WHAT IS EXPECTED -
A single number is wanted: how many lines of the data include the string "Anzeigen".

TASK DATA -

━━━━━━━━━━━━━━━━━━━━

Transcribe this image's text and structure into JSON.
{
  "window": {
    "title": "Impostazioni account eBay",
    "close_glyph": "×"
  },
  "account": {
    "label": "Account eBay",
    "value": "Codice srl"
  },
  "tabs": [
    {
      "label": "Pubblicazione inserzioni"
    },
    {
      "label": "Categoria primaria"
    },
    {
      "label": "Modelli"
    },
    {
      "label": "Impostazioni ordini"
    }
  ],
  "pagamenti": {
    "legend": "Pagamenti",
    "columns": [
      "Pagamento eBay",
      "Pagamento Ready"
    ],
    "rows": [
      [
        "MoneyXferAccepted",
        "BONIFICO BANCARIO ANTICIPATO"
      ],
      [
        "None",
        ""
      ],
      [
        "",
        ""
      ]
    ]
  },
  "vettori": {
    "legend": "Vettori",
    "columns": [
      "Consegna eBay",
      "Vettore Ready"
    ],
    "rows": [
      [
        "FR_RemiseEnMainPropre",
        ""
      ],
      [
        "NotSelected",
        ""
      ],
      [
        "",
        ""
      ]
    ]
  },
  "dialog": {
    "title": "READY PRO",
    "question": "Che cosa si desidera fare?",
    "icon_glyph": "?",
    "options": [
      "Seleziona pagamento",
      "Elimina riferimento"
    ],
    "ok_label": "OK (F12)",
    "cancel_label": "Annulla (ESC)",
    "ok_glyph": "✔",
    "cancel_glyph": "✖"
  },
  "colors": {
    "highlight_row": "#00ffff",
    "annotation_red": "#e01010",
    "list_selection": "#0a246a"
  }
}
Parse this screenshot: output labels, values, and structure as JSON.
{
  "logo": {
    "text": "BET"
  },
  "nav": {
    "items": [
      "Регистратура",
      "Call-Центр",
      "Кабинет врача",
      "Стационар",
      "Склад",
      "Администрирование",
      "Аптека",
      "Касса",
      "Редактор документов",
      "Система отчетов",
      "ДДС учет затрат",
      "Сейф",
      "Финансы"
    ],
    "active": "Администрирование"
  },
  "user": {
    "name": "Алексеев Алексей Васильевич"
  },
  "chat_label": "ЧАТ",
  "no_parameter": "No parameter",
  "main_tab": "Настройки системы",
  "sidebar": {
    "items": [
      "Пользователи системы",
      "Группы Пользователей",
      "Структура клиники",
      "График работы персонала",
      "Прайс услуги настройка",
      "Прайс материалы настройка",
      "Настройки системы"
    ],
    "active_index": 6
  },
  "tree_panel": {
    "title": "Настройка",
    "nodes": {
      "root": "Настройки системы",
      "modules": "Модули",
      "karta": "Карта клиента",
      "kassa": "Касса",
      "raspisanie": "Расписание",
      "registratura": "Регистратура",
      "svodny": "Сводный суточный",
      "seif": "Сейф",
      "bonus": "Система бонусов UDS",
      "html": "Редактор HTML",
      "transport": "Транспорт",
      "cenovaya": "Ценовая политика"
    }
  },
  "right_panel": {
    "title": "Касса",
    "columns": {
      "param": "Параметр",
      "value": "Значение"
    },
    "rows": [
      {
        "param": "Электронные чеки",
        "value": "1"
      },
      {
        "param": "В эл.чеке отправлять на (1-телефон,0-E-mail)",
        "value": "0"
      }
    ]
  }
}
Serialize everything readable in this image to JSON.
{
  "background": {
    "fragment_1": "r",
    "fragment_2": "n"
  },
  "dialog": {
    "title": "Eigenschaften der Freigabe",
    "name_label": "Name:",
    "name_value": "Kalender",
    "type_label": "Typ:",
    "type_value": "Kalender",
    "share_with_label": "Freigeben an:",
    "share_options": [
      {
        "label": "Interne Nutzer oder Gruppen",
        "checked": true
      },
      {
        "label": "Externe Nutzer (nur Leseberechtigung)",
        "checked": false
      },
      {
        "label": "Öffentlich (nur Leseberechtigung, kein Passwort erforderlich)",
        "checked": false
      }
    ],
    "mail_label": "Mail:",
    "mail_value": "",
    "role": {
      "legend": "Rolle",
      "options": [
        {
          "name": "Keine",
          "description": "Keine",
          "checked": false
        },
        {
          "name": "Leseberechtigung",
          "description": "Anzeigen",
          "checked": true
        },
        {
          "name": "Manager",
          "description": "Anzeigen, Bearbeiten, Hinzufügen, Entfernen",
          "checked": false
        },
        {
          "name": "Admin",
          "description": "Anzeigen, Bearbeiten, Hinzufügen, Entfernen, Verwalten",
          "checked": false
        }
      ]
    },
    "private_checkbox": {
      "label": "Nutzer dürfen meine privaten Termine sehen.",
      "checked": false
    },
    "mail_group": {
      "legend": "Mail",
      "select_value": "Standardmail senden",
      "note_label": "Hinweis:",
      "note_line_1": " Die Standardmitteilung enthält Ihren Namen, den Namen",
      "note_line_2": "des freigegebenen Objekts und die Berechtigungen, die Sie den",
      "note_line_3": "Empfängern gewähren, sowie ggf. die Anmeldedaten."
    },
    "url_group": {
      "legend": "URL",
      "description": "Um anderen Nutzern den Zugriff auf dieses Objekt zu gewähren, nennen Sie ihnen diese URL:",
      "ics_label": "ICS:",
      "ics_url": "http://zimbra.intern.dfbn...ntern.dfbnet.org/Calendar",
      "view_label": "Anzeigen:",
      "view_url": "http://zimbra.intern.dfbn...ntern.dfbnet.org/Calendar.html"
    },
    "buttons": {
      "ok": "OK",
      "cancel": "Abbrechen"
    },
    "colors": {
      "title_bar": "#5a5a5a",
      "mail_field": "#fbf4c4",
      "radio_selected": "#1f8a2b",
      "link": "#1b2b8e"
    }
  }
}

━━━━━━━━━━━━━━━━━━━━

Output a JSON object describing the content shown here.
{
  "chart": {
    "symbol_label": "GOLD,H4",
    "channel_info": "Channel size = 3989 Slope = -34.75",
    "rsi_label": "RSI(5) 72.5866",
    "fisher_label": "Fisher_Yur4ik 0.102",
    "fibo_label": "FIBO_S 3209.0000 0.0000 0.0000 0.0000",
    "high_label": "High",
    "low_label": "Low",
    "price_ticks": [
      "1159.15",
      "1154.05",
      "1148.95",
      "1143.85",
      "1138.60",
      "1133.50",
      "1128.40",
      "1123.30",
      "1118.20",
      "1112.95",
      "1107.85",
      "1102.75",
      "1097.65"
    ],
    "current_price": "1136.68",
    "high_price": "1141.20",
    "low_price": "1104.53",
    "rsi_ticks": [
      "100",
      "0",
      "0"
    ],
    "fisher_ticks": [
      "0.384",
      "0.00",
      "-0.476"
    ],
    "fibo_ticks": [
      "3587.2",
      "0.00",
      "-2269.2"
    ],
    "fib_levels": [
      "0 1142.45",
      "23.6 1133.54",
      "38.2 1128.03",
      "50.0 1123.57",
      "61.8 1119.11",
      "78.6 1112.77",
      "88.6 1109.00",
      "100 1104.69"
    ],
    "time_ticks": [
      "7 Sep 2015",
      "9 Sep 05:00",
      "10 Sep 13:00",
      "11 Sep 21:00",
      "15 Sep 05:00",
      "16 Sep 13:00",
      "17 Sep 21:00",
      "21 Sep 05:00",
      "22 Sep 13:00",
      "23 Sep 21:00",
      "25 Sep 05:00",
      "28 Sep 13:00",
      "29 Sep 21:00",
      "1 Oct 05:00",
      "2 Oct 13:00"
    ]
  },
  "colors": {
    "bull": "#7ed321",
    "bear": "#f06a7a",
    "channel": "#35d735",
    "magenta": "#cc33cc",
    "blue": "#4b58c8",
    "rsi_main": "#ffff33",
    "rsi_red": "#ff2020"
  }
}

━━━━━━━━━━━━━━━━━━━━

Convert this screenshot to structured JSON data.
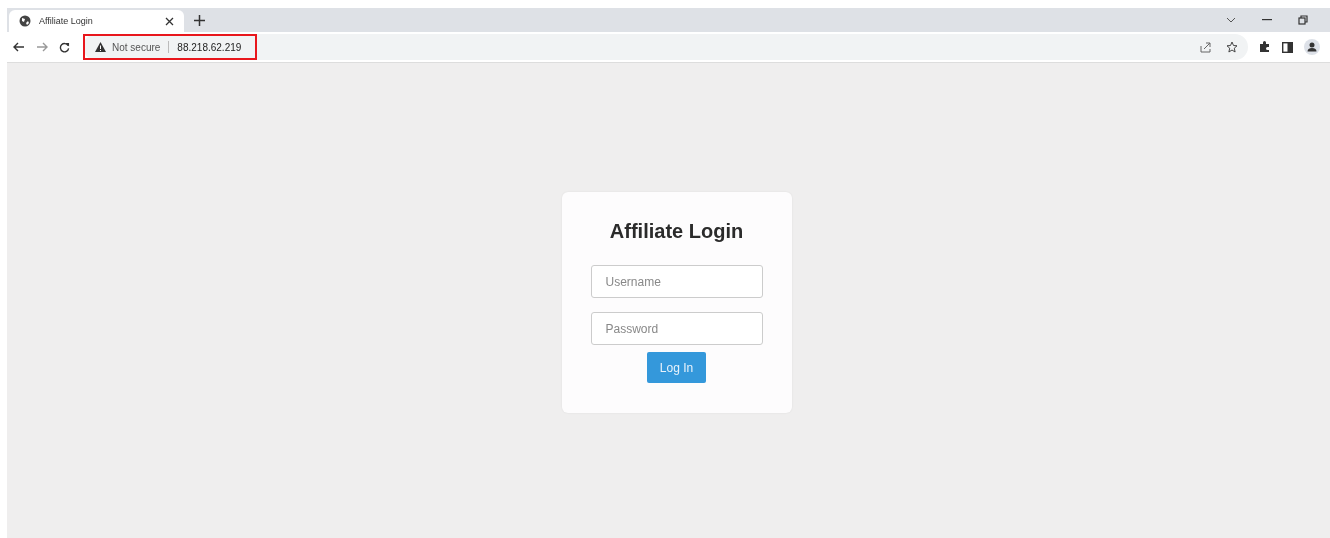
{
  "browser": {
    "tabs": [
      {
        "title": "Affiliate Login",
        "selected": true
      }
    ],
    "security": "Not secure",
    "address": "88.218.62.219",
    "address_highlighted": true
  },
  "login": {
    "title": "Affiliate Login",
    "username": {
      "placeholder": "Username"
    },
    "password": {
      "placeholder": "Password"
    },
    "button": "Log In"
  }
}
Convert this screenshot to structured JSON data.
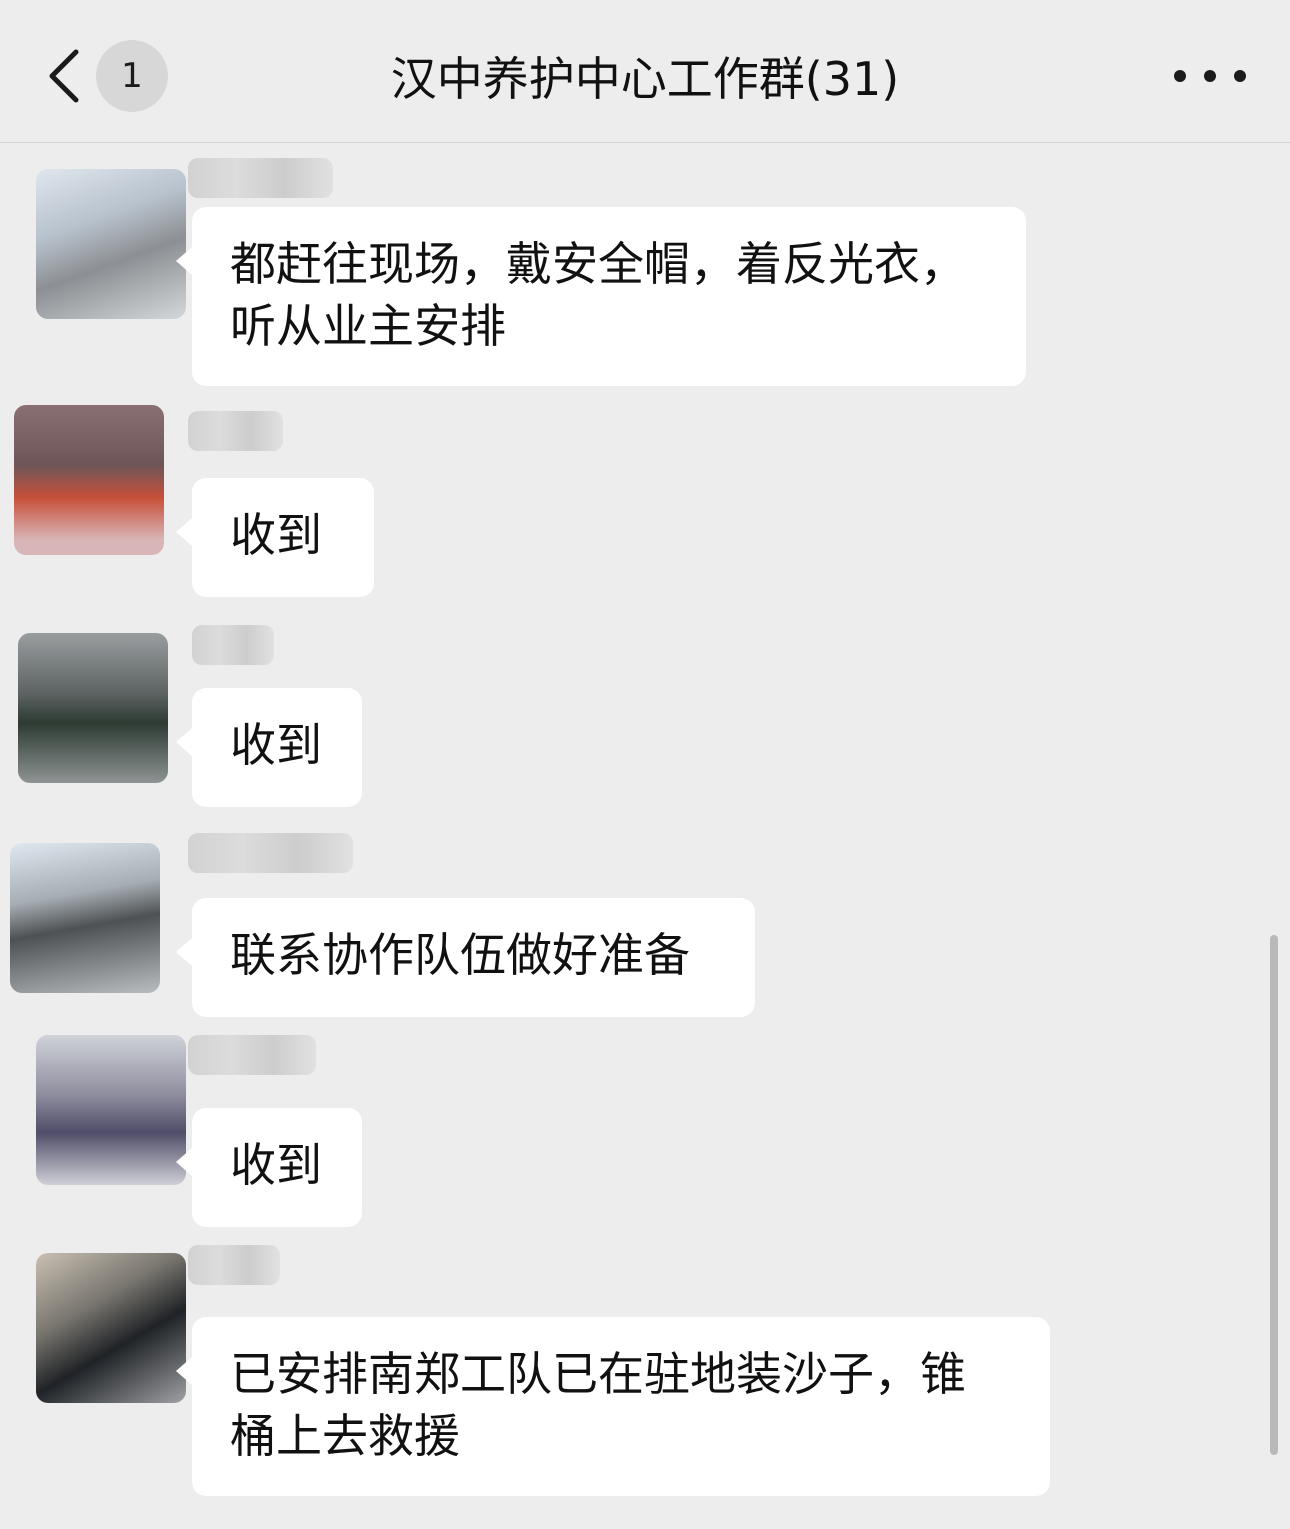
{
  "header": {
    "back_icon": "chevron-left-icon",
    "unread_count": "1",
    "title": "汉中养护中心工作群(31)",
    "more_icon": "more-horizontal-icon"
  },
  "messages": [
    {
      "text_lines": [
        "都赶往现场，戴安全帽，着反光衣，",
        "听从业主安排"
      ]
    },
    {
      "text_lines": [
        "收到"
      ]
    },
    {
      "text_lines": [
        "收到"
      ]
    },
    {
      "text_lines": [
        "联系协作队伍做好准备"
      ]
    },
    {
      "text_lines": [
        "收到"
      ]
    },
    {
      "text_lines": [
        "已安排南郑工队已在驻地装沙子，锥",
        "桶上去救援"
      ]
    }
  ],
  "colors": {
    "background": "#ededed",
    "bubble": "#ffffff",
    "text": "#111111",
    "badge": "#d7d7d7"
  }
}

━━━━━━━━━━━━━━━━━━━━

RESPONSE AREA -
4